- "EC drops case against Romania as data retention law passes". Telecompaper. Retrieved 26 January 2014.
- "Preşedintele a promulgat "Legea Big Brother"". adevarul.ro. Retrieved 26 January 2014.
- "Legea Big Brother a intrat in vigoare! Operatorii de telefonie si internet vor putea stoca o serie de date ale abonatilor". Avocatnet.ro. Retrieved 26 January 2014.
- "Legea 'Big Brother', prin care furnizorii de telefonie şi internet erau obligaţi să reţină date ale abonaţilor, declarată neconstituţională". mediafax.ro. Retrieved 8 July 2014.
- Joint letter of 22 June 2010 to Cecilia Malmström, European Commissioner for Home Affairs, Viviane Reding, European Commission Vice-President with responsibility for Justice, Fundamental Rights and Citizenship and Neelie Kroes, European Commission Vice-President with responsibility for the Digital Agenda. (PDF, 88,5 kB)
- Boehm/Cole: Data Retention after the Judgement of the Court of Justice of the European Union.
- Text of the directive and national provisions on data retention communicated by the member states. (HTML and PDF)
- Overview of implementation in the EU
- Arnbak, A.: The Politics of the EU Court Data Retention Opinion: End to Mass Surveillance?. Freedom to Tinker, December 2013.
- Breyer, P.: "Telecommunications Data Retention and Human Rights: The Compatibility of Blanket Traffic Data Retention with the ECHR". European Law Journal, May 2005. (PDF-File, 82 KB)
- Centre for European Policy Studies (CEP): Policy Brief on Data Retention (2011]. (PDF-File)
- Crump, C.: Data retention: privacy, anonymity, and accountability online (2003). 56 Stanford Law Review 191–229. (PDF-File)
- European Digital Rights: EDRI news tracking page on data retention (current)
- Feiler, L.: The Data Retention Directive (2008). Seminar paper. (PDF-File)
- Ganj, C.: The Lives of Other Judges: Effects of the Romanian Data Retention Judgment (4 December 2009). (PDF-File)

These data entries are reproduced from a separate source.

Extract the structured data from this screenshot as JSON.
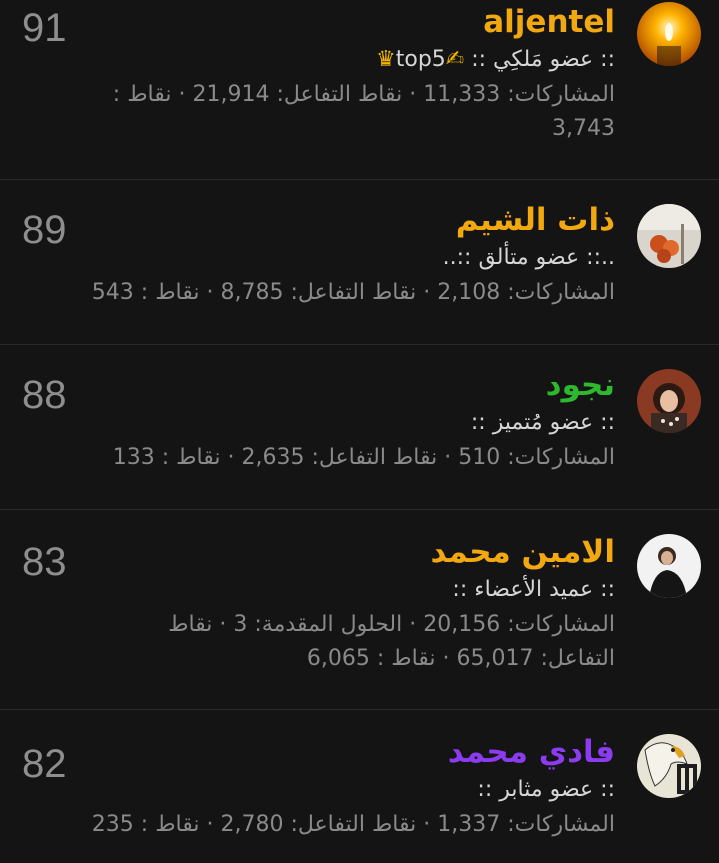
{
  "members": [
    {
      "score": "91",
      "name": "aljentel",
      "name_color": "#f2a80f",
      "rank_prefix": ":: عضو مَلكِي ::",
      "rank_suffix": "top5",
      "crown_icon": "crown-icon",
      "pen_icon": "writing-hand-icon",
      "stats_line1": "المشاركات: 11,333 · نقاط التفاعل: 21,914 · نقاط :",
      "stats_line2": "3,743"
    },
    {
      "score": "89",
      "name": "ذات الشيم",
      "name_color": "#f2a80f",
      "rank_prefix": "..:: عضو متألق ::..",
      "stats_line1": "المشاركات: 2,108 · نقاط التفاعل: 8,785 · نقاط : 543"
    },
    {
      "score": "88",
      "name": "نجود",
      "name_color": "#2eb82e",
      "rank_prefix": ":: عضو مُتميز ::",
      "stats_line1": "المشاركات: 510 · نقاط التفاعل: 2,635 · نقاط : 133"
    },
    {
      "score": "83",
      "name": "الامين محمد",
      "name_color": "#f2a80f",
      "rank_prefix": ":: عميد الأعضاء ::",
      "stats_line1": "المشاركات: 20,156 · الحلول المقدمة: 3 · نقاط",
      "stats_line2": "التفاعل: 65,017 · نقاط : 6,065"
    },
    {
      "score": "82",
      "name": "فادي محمد",
      "name_color": "#8c3cf0",
      "rank_prefix": ":: عضو مثابر ::",
      "stats_line1": "المشاركات: 1,337 · نقاط التفاعل: 2,780 · نقاط : 235"
    }
  ]
}
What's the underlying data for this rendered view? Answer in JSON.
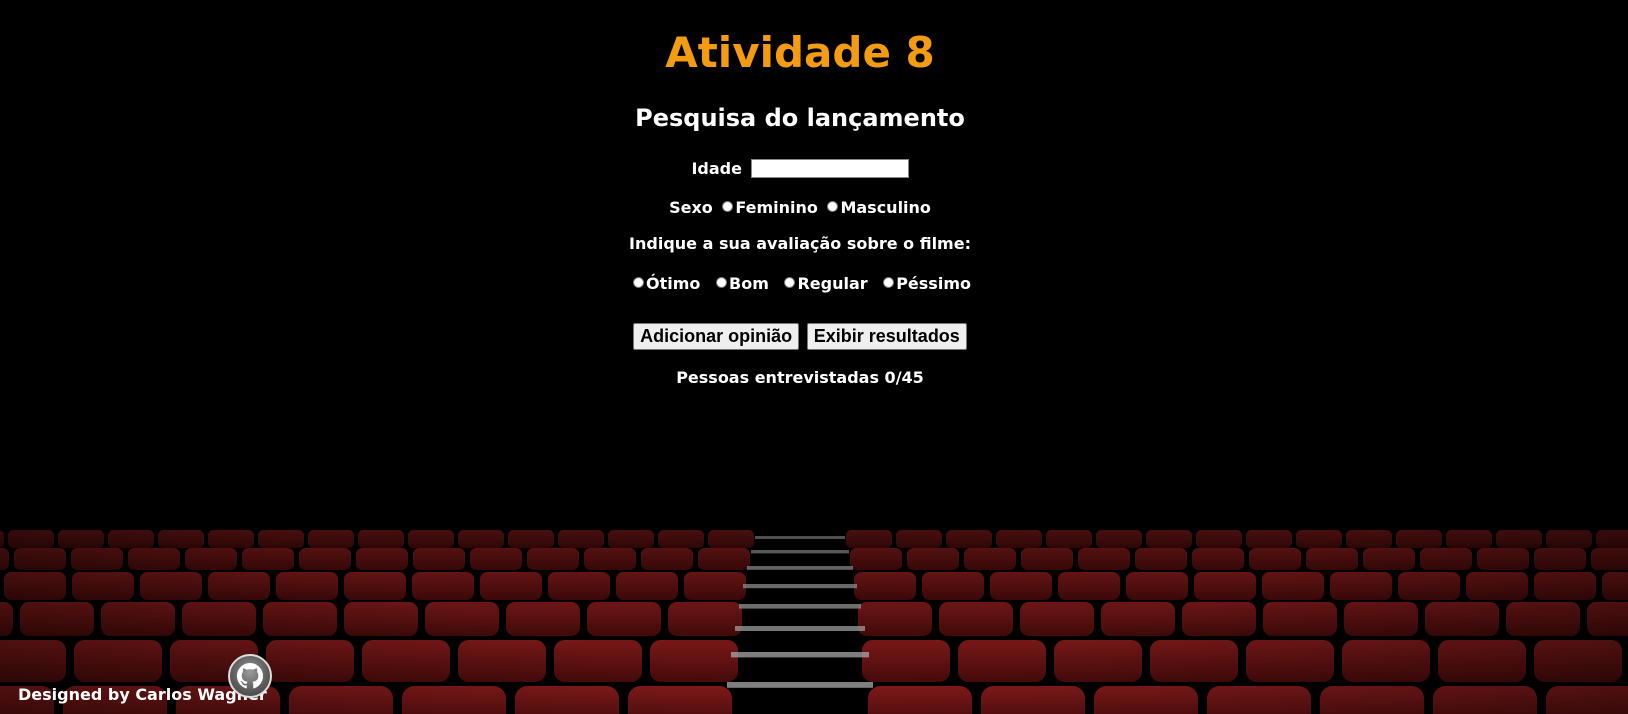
{
  "page": {
    "title": "Atividade 8",
    "subtitle": "Pesquisa do lançamento"
  },
  "form": {
    "idade_label": "Idade",
    "idade_value": "",
    "sexo_label": "Sexo",
    "sexo_options": [
      "Feminino",
      "Masculino"
    ],
    "avaliacao_prompt": "Indique a sua avaliação sobre o filme:",
    "avaliacao_options": [
      "Ótimo",
      "Bom",
      "Regular",
      "Péssimo"
    ],
    "add_button": "Adicionar opinião",
    "show_button": "Exibir resultados",
    "count_text": "Pessoas entrevistadas 0/45"
  },
  "footer": {
    "credit": "Designed by Carlos Wagner",
    "github_icon": "github-icon"
  },
  "colors": {
    "title": "#f39c12",
    "background": "#000000",
    "seats": "#7a1515"
  }
}
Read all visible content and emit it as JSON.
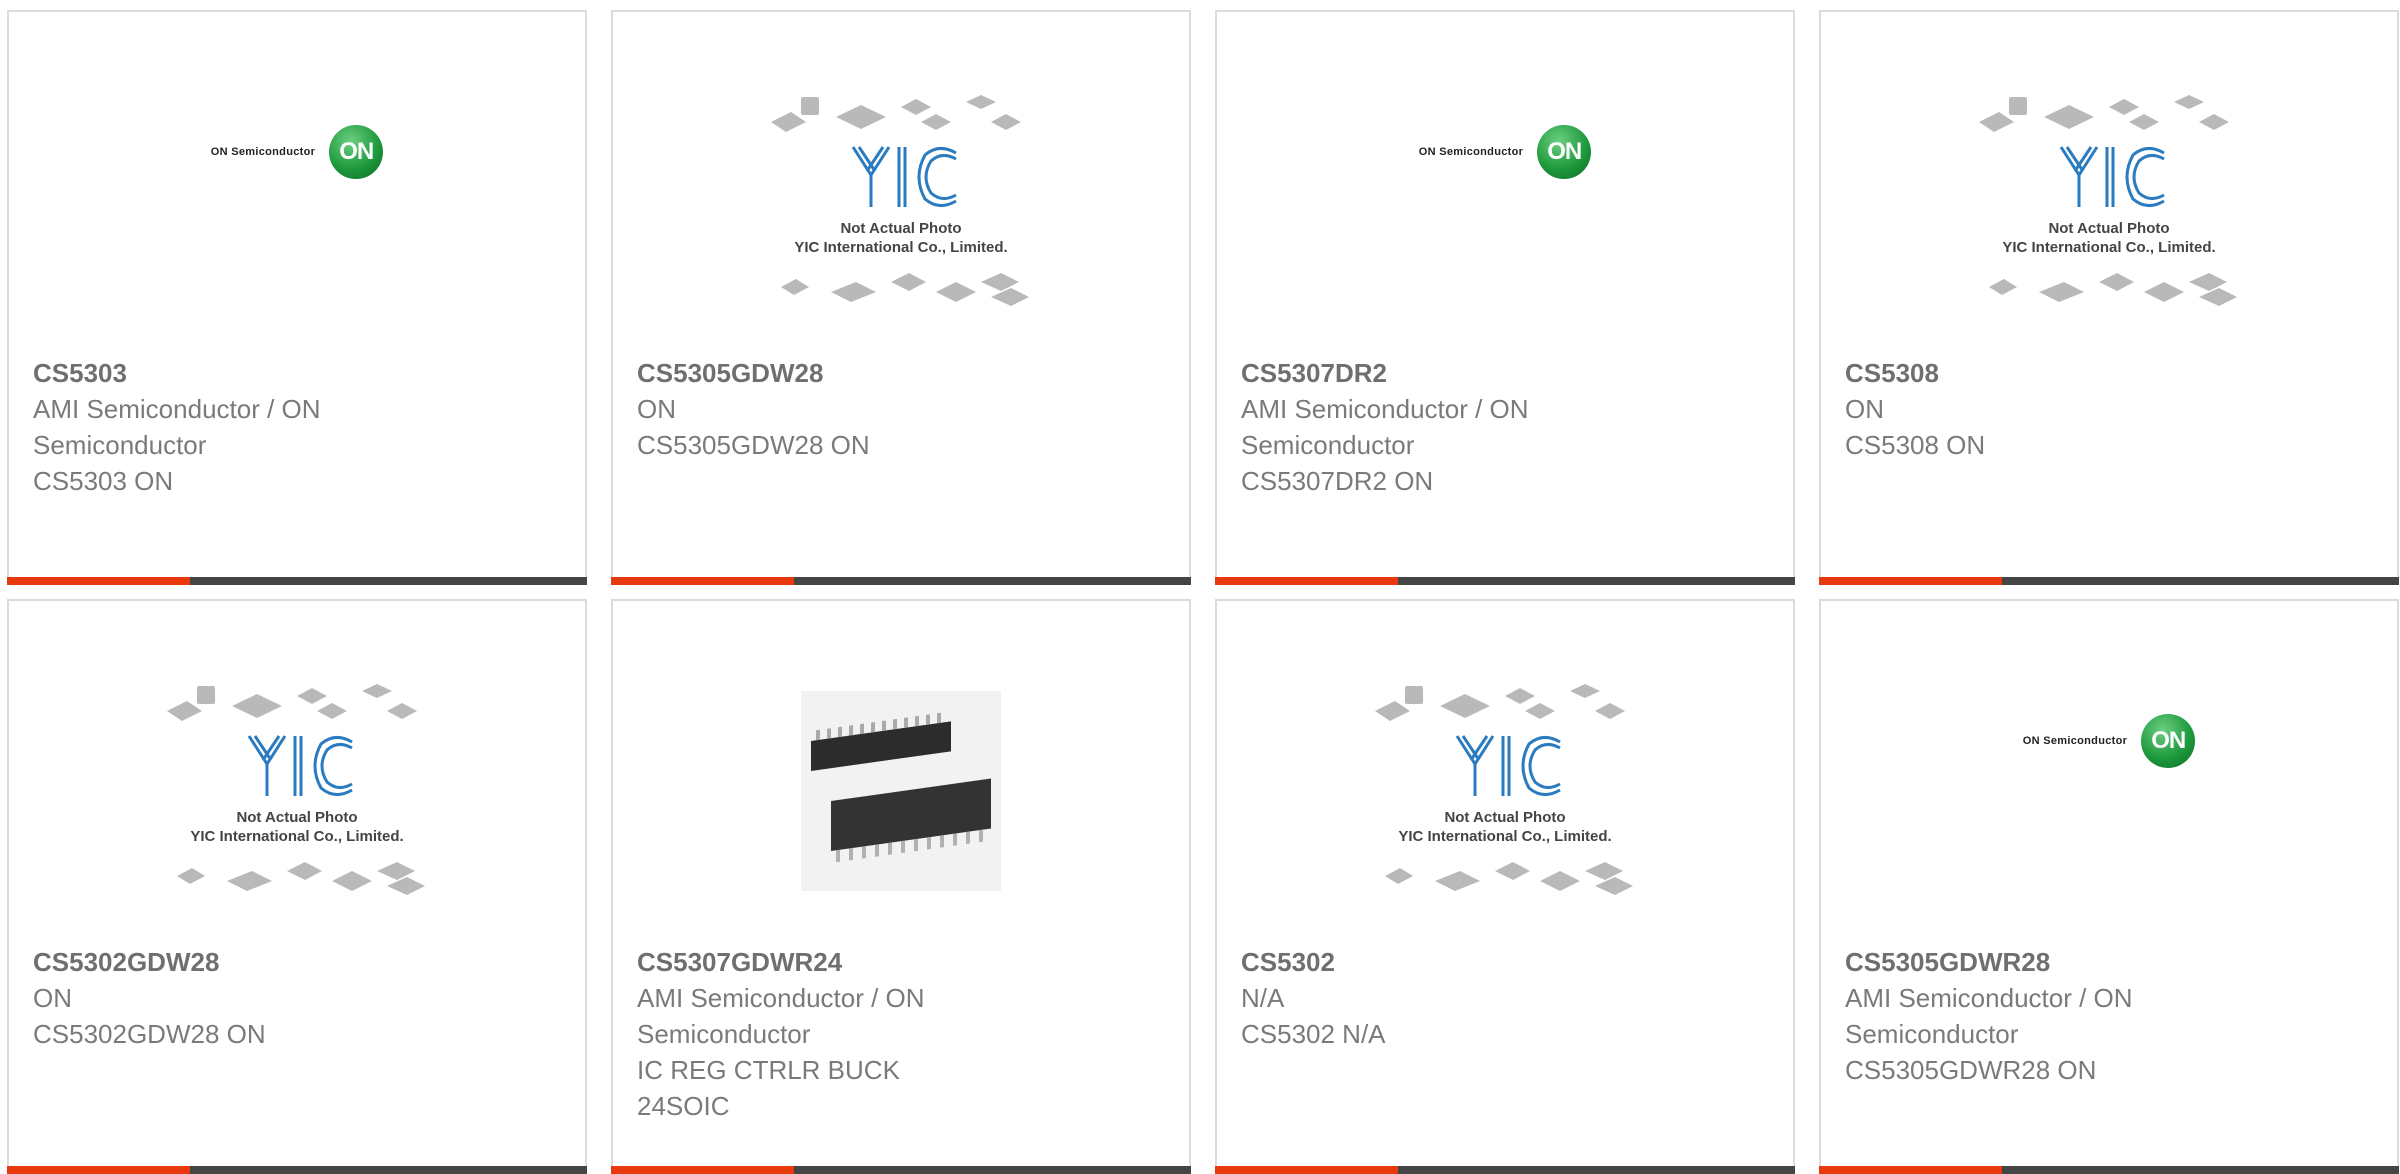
{
  "colors": {
    "accent": "#e8380d",
    "bar": "#454545",
    "text": "#7a7a7a",
    "on_green": "#1f9a3d",
    "yic_blue": "#2a7bbf"
  },
  "logos": {
    "on_text": "ON Semiconductor",
    "on_mark": "ON",
    "yic_line1": "Not Actual Photo",
    "yic_line2": "YIC International Co., Limited."
  },
  "products": [
    {
      "part": "CS5303",
      "maker": "AMI Semiconductor / ON Semiconductor",
      "desc": "CS5303 ON",
      "image": "on-semiconductor-logo"
    },
    {
      "part": "CS5305GDW28",
      "maker": "ON",
      "desc": "CS5305GDW28 ON",
      "image": "yic-placeholder"
    },
    {
      "part": "CS5307DR2",
      "maker": "AMI Semiconductor / ON Semiconductor",
      "desc": "CS5307DR2 ON",
      "image": "on-semiconductor-logo"
    },
    {
      "part": "CS5308",
      "maker": "ON",
      "desc": "CS5308 ON",
      "image": "yic-placeholder"
    },
    {
      "part": "CS5302GDW28",
      "maker": "ON",
      "desc": "CS5302GDW28 ON",
      "image": "yic-placeholder"
    },
    {
      "part": "CS5307GDWR24",
      "maker": "AMI Semiconductor / ON Semiconductor",
      "desc": "IC REG CTRLR BUCK 24SOIC",
      "image": "soic-chip-photo"
    },
    {
      "part": "CS5302",
      "maker": "N/A",
      "desc": "CS5302 N/A",
      "image": "yic-placeholder"
    },
    {
      "part": "CS5305GDWR28",
      "maker": "AMI Semiconductor / ON Semiconductor",
      "desc": "CS5305GDWR28 ON",
      "image": "on-semiconductor-logo"
    }
  ]
}
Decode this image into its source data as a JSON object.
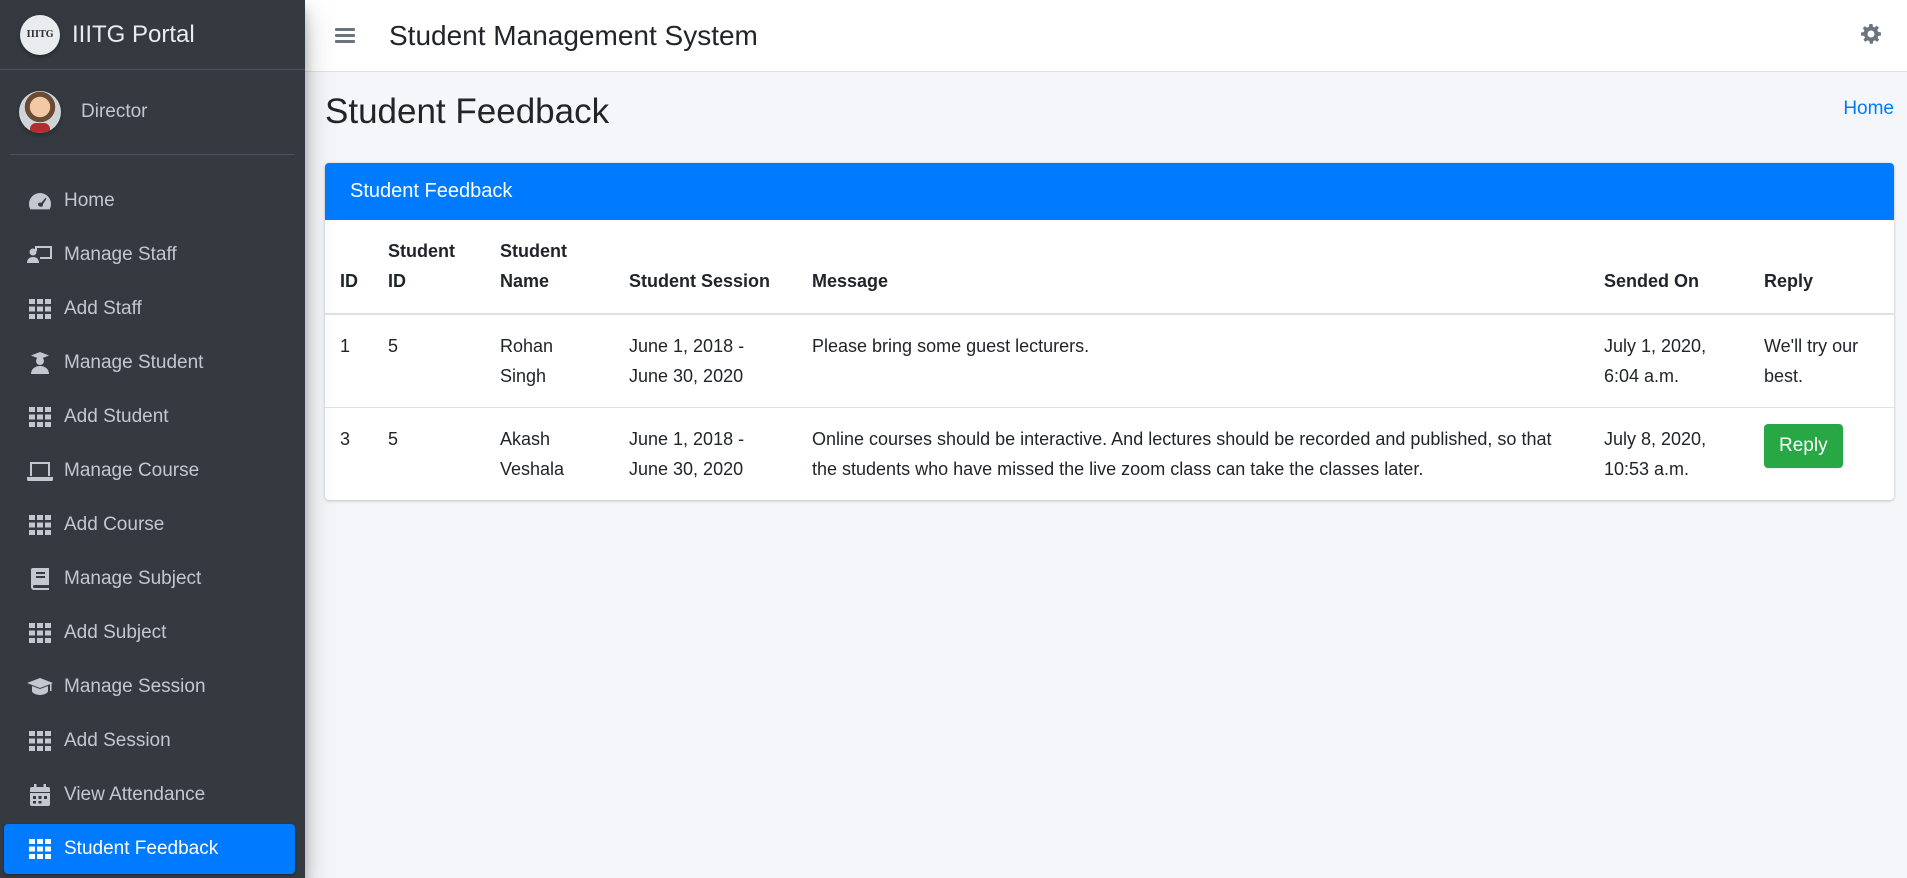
{
  "brand": {
    "logo_text": "IIITG",
    "name": "IIITG Portal"
  },
  "user": {
    "name": "Director"
  },
  "sidebar": {
    "items": [
      {
        "label": "Home",
        "icon": "tachometer-icon"
      },
      {
        "label": "Manage Staff",
        "icon": "chalkboard-teacher-icon"
      },
      {
        "label": "Add Staff",
        "icon": "th-grid-icon"
      },
      {
        "label": "Manage Student",
        "icon": "user-graduate-icon"
      },
      {
        "label": "Add Student",
        "icon": "th-grid-icon"
      },
      {
        "label": "Manage Course",
        "icon": "laptop-icon"
      },
      {
        "label": "Add Course",
        "icon": "th-grid-icon"
      },
      {
        "label": "Manage Subject",
        "icon": "book-icon"
      },
      {
        "label": "Add Subject",
        "icon": "th-grid-icon"
      },
      {
        "label": "Manage Session",
        "icon": "graduation-cap-icon"
      },
      {
        "label": "Add Session",
        "icon": "th-grid-icon"
      },
      {
        "label": "View Attendance",
        "icon": "calendar-icon"
      },
      {
        "label": "Student Feedback",
        "icon": "th-grid-icon",
        "active": true
      }
    ]
  },
  "header": {
    "title": "Student Management System"
  },
  "page": {
    "title": "Student Feedback",
    "breadcrumb": "Home"
  },
  "card": {
    "title": "Student Feedback",
    "columns": [
      "ID",
      "Student ID",
      "Student Name",
      "Student Session",
      "Message",
      "Sended On",
      "Reply"
    ],
    "rows": [
      {
        "id": "1",
        "student_id": "5",
        "student_name": "Rohan Singh",
        "session": "June 1, 2018 - June 30, 2020",
        "message": "Please bring some guest lecturers.",
        "sended_on": "July 1, 2020, 6:04 a.m.",
        "reply": "We'll try our best."
      },
      {
        "id": "3",
        "student_id": "5",
        "student_name": "Akash Veshala",
        "session": "June 1, 2018 - June 30, 2020",
        "message": "Online courses should be interactive. And lectures should be recorded and published, so that the students who have missed the live zoom class can take the classes later.",
        "sended_on": "July 8, 2020, 10:53 a.m.",
        "reply_button": "Reply"
      }
    ]
  },
  "colors": {
    "primary": "#007bff",
    "sidebar_bg": "#343a40",
    "success": "#28a745",
    "content_bg": "#f4f6f9"
  }
}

- Goemans, C. and Dumortier, J.: "Mandatory retention of traffic data in the EU: possible impact on privacy and on-line anonymity[permanent dead link]. Digital Anonymity and the Law, series IT & Law/2, T.M.C. Asser Press, 2003, p 161-183. (PDF-File)
- Kosta, E.: “The Way to Luxemburg: National Court Decisions on the Compatibility of the Data Retention Directive with the Rights to Privacy and Data Protection”, (2013) 10:3 SCRIPTed 339 (PDF-File)
- Milford, P.: "The Data Retention Directive: too fast, too furious a response? (2008). LLM Dissertation – Southampton Business School. (PDF-File)
- Mitrou, L.: "Communications Data Retention: A Pandora’s Box for Rights and Liberties?" From Digital Privacy: Theory, Technologies, and Practices edited by Alessandro Acquisti, Stefanos Gritzalis, Costos Lambrinoudakis and Sabrina di Vimercati. Auerbach Publications, 2008. (PDF-File)
- Morariu, M.: "How Secure is to Remain Private? On the Controversies of the European Data Retention Directive" (2009). Amsterdam Social Science, Vol. 1(2): p. 46-65. (PDF-File)
- Statewatch: The surveillance of telecommunications in the EU.
- Walker, C., & Akdeniz, Y.: "Anti-Terrorism laws and data retention: war is over?". Northern Ireland Legal Quarterly, 54(2), Summer edition 2003, 159–182. (PDF-File, 97 KB)
- Working Group on Data Retention: List of documents relating to communications data retention in the EU (current)